Saturday, 28 April 2012

2 Billion: "a little money"

Article at The Edge Malaysia "Ananda pares down stake in Bumi Armada"

Tycoon Ananda Krishnan and his bumiputra partners will sell roughly 15% of offshore services provider Bumi Armada Bhd in private placements to local and foreign institutional investors in a deal that will raise close to RM 2 billion.

Financial executives involved in the placement told The Edge Financial Daily that the sale of roughly 440 million shares in Bumi Armada would cut the joint holdings of Ananda and his bumiputra partners to 55% in the company. 

"It [the deal] will widen our shareholder base and raise a little money" said one financial executive.

I have written before about Bumi Armada, where minority investors were forced out under the (in Malaysia infamous) "delisting and compulsory acquisition threat". The total amount of money that minority investors missed out on is a staggering RM 2.5 billion.

When the company was delisted in 2003, the full 100% of the company was deemed to be worth only RM 440 million, which was regarded "fair and reasonable" by the "independent" adviser.

To call these unbelievable large amounts of money "a little money" is simply an insult to the (tens of) thousands of investors (who invested either directly or indirectly through unit trusts and the like) in Bumi Armada, who were forced out in the past.

To give an idea about the size, below is how RM 1 Billion looks like, with each note being worth RM 100.

Is it any wonder that Malaysia scores so badly in the GINI-coefficient, measuring the inequality in family income in a country?

I have fought the unfairness of the General Offer of Bumi Armada by filing a complaint to the Securities Commission. I attached a detailed list of the many shortcomings in the brochure. After three years I finally received an answer from Bursa Malaysia, one single line of text, nothing was wrong, not a single explanation whatsoever offered on the many issues that I had raised.

When Bumi Armada relisted in 2011, it left out in the brochure all the information about the low offer price and the delisting threat in 2003.

Both the Securities Commission and Bursa Malaysia have lately expressed their surprise about the low participation by retail investors in the local sharemarket. I don't think they should be surprised at all, they bare a lot of the responsibility for that.

1 comment:

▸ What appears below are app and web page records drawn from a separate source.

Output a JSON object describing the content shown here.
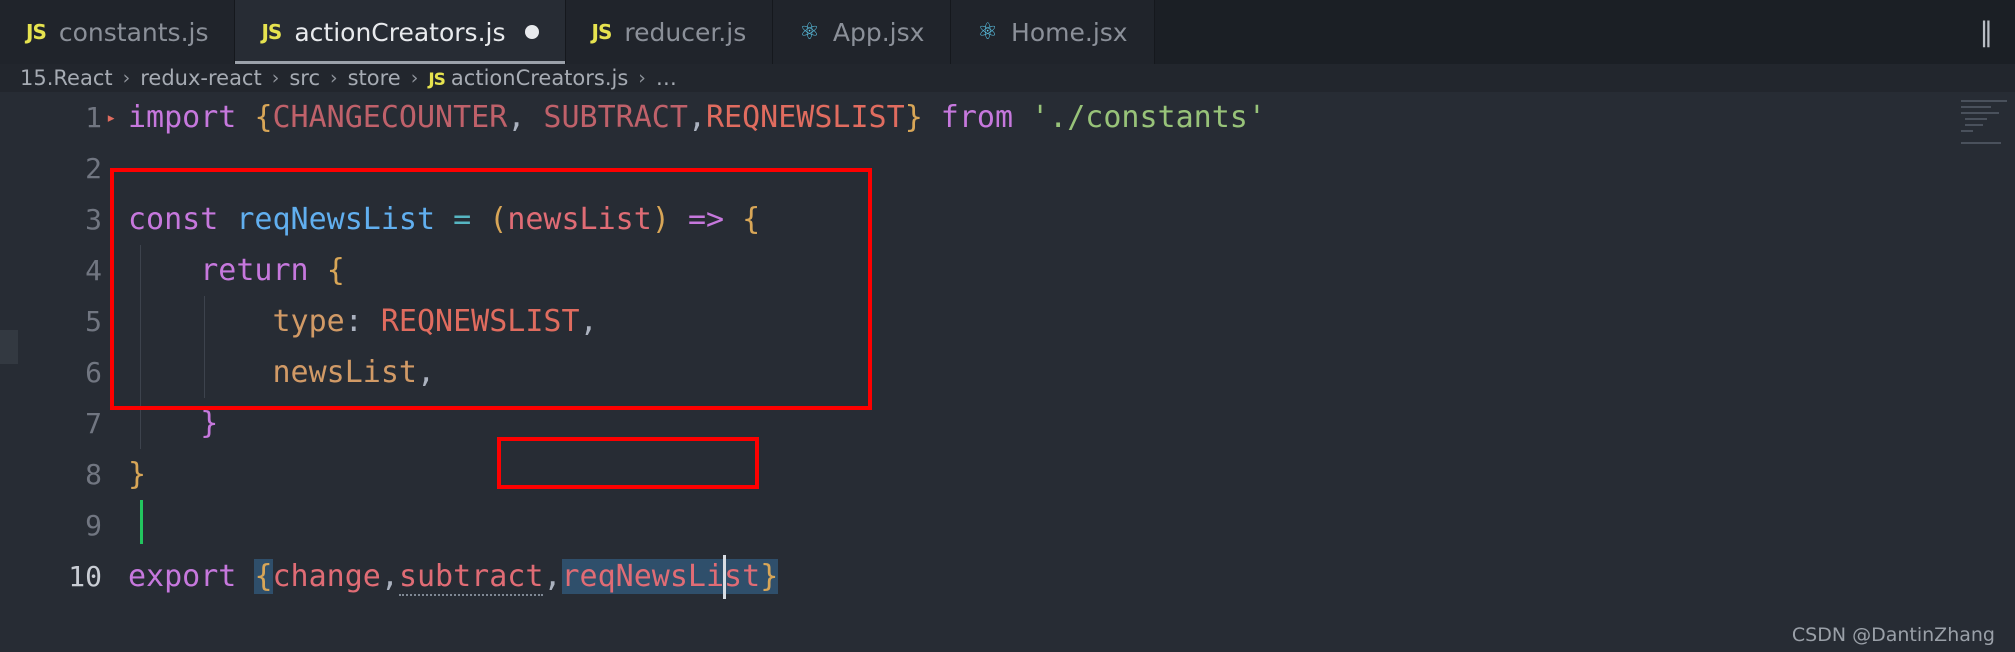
{
  "window": {
    "background": "#22262d",
    "editor_background": "#272c34"
  },
  "tabs": [
    {
      "label": "constants.js",
      "icon": "js-file-icon",
      "icon_glyph": "JS",
      "active": false,
      "dirty": false
    },
    {
      "label": "actionCreators.js",
      "icon": "js-file-icon",
      "icon_glyph": "JS",
      "active": true,
      "dirty": true
    },
    {
      "label": "reducer.js",
      "icon": "js-file-icon",
      "icon_glyph": "JS",
      "active": false,
      "dirty": false
    },
    {
      "label": "App.jsx",
      "icon": "react-file-icon",
      "icon_glyph": "⚛",
      "active": false,
      "dirty": false
    },
    {
      "label": "Home.jsx",
      "icon": "react-file-icon",
      "icon_glyph": "⚛",
      "active": false,
      "dirty": false
    }
  ],
  "tabbar_actions": {
    "split_editor_glyph": "‖",
    "split_editor_label": "Split Editor"
  },
  "breadcrumb": {
    "separator": "›",
    "items": [
      {
        "label": "15.React",
        "icon": null
      },
      {
        "label": "redux-react",
        "icon": null
      },
      {
        "label": "src",
        "icon": null
      },
      {
        "label": "store",
        "icon": null
      },
      {
        "label": "actionCreators.js",
        "icon": "js-file-icon",
        "icon_glyph": "JS"
      },
      {
        "label": "…",
        "icon": null
      }
    ]
  },
  "editor": {
    "language": "javascript",
    "file": "actionCreators.js",
    "lines": [
      {
        "number": "1",
        "indent": 0,
        "tokens": [
          {
            "text": "import ",
            "kind": "kw"
          },
          {
            "text": "{",
            "kind": "punc"
          },
          {
            "text": "CHANGECOUNTER",
            "kind": "const-id"
          },
          {
            "text": ",",
            "kind": "comma"
          },
          {
            "text": " SUBTRACT",
            "kind": "const-id"
          },
          {
            "text": ",",
            "kind": "comma"
          },
          {
            "text": "REQNEWSLIST",
            "kind": "const-hi"
          },
          {
            "text": "}",
            "kind": "punc"
          },
          {
            "text": " from ",
            "kind": "kw"
          },
          {
            "text": "'./constants'",
            "kind": "str"
          }
        ]
      },
      {
        "number": "2",
        "indent": 0,
        "tokens": []
      },
      {
        "number": "3",
        "indent": 0,
        "tokens": [
          {
            "text": "const ",
            "kind": "kw"
          },
          {
            "text": "reqNewsList",
            "kind": "fn"
          },
          {
            "text": " ",
            "kind": "plain"
          },
          {
            "text": "=",
            "kind": "op"
          },
          {
            "text": " ",
            "kind": "plain"
          },
          {
            "text": "(",
            "kind": "punc"
          },
          {
            "text": "newsList",
            "kind": "param"
          },
          {
            "text": ")",
            "kind": "punc"
          },
          {
            "text": " ",
            "kind": "plain"
          },
          {
            "text": "=>",
            "kind": "kw"
          },
          {
            "text": " ",
            "kind": "plain"
          },
          {
            "text": "{",
            "kind": "punc"
          }
        ]
      },
      {
        "number": "4",
        "indent": 1,
        "tokens": [
          {
            "text": "    return ",
            "kind": "kw"
          },
          {
            "text": "{",
            "kind": "punc"
          }
        ]
      },
      {
        "number": "5",
        "indent": 2,
        "tokens": [
          {
            "text": "        type",
            "kind": "prop"
          },
          {
            "text": ":",
            "kind": "plain"
          },
          {
            "text": " REQNEWSLIST",
            "kind": "const-hi"
          },
          {
            "text": ",",
            "kind": "comma"
          }
        ]
      },
      {
        "number": "6",
        "indent": 2,
        "tokens": [
          {
            "text": "        newsList",
            "kind": "prop"
          },
          {
            "text": ",",
            "kind": "comma"
          }
        ]
      },
      {
        "number": "7",
        "indent": 1,
        "tokens": [
          {
            "text": "    ",
            "kind": "plain"
          },
          {
            "text": "}",
            "kind": "brace-p"
          }
        ]
      },
      {
        "number": "8",
        "indent": 0,
        "tokens": [
          {
            "text": "}",
            "kind": "punc"
          }
        ]
      },
      {
        "number": "9",
        "indent": 0,
        "tokens": [],
        "cursor_green": true
      },
      {
        "number": "10",
        "indent": 0,
        "current": true,
        "tokens": [
          {
            "text": "export ",
            "kind": "kw"
          },
          {
            "text": "{",
            "kind": "punc",
            "selected": true
          },
          {
            "text": "change",
            "kind": "param"
          },
          {
            "text": ",",
            "kind": "comma"
          },
          {
            "text": "subtract",
            "kind": "param",
            "squiggle": true
          },
          {
            "text": ",",
            "kind": "comma"
          },
          {
            "text": "reqNewsList",
            "kind": "param",
            "selected": true
          },
          {
            "text": "}",
            "kind": "punc",
            "selected": true
          }
        ]
      }
    ]
  },
  "annotations": [
    {
      "name": "function-block-highlight",
      "color": "#fe0000",
      "covers": "lines 3-8 const reqNewsList block"
    },
    {
      "name": "export-token-highlight",
      "color": "#fe0000",
      "covers": "reqNewsList in export statement on line 10"
    }
  ],
  "watermark": {
    "text": "CSDN @DantinZhang"
  },
  "colors": {
    "accent_red": "#fe0000",
    "keyword": "#c678dd",
    "punctuation": "#d8a657",
    "constant": "#bf616a",
    "constant_highlight": "#e06c5f",
    "string": "#98c379",
    "function": "#61afef",
    "operator": "#56b6c2",
    "parameter": "#e06c75",
    "property": "#d19a66",
    "js_icon": "#e6e34f",
    "react_icon": "#5cc6e8"
  }
}
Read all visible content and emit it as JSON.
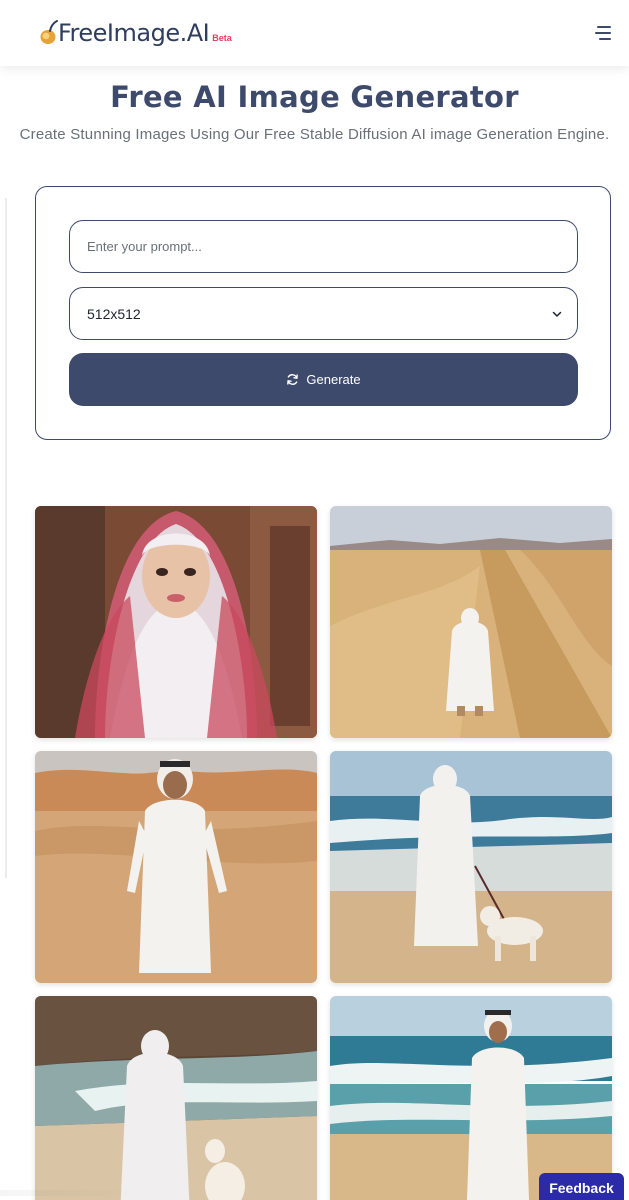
{
  "header": {
    "logo_text": "FreeImage.AI",
    "logo_badge": "Beta",
    "menu_icon": "hamburger-icon",
    "colors": {
      "brand_text": "#2f3d5e",
      "badge": "#e0405f",
      "logo_mark": "#e8a23a"
    }
  },
  "hero": {
    "title": "Free AI Image Generator",
    "subtitle": "Create Stunning Images Using Our Free Stable Diffusion AI image Generation Engine."
  },
  "form": {
    "prompt_placeholder": "Enter your prompt...",
    "prompt_value": "",
    "size_selected": "512x512",
    "generate_label": "Generate",
    "generate_icon": "refresh-icon",
    "accent_color": "#3d4a6b"
  },
  "gallery": {
    "images": [
      {
        "subject": "woman in red patterned headscarf"
      },
      {
        "subject": "man in white thobe walking in desert"
      },
      {
        "subject": "man in white thobe in sand dunes"
      },
      {
        "subject": "woman in white walking dog on beach"
      },
      {
        "subject": "woman in white with dog on beach near cliff"
      },
      {
        "subject": "man in white thobe on beach"
      }
    ]
  },
  "feedback": {
    "label": "Feedback",
    "color": "#2b2aa8"
  }
}
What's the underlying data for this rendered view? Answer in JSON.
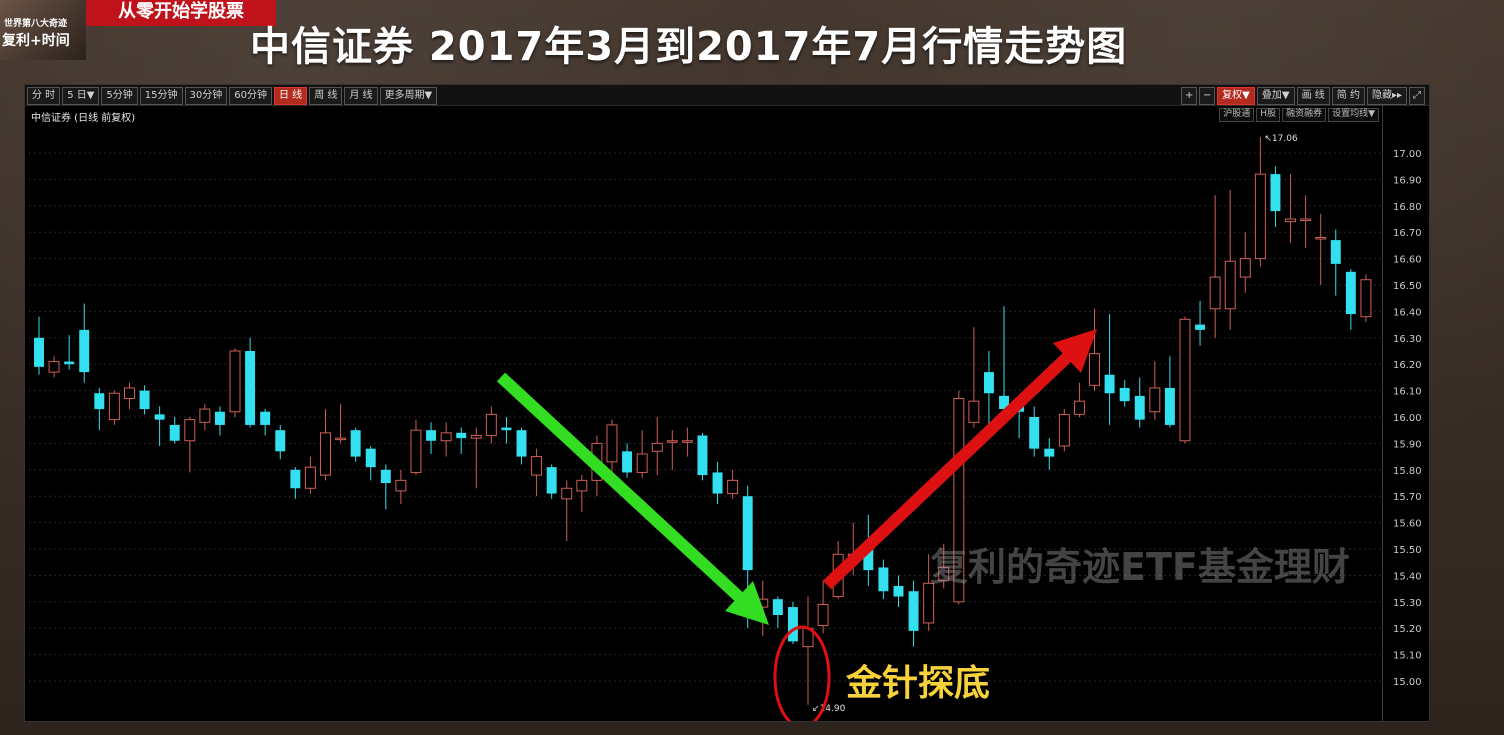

  1. So many cases of insider trading in Bursa, where high activity usually precedes major announcement. Why no investigation? In US or HK ... many ppl would go to jail or fined already ... Bursa is a failure.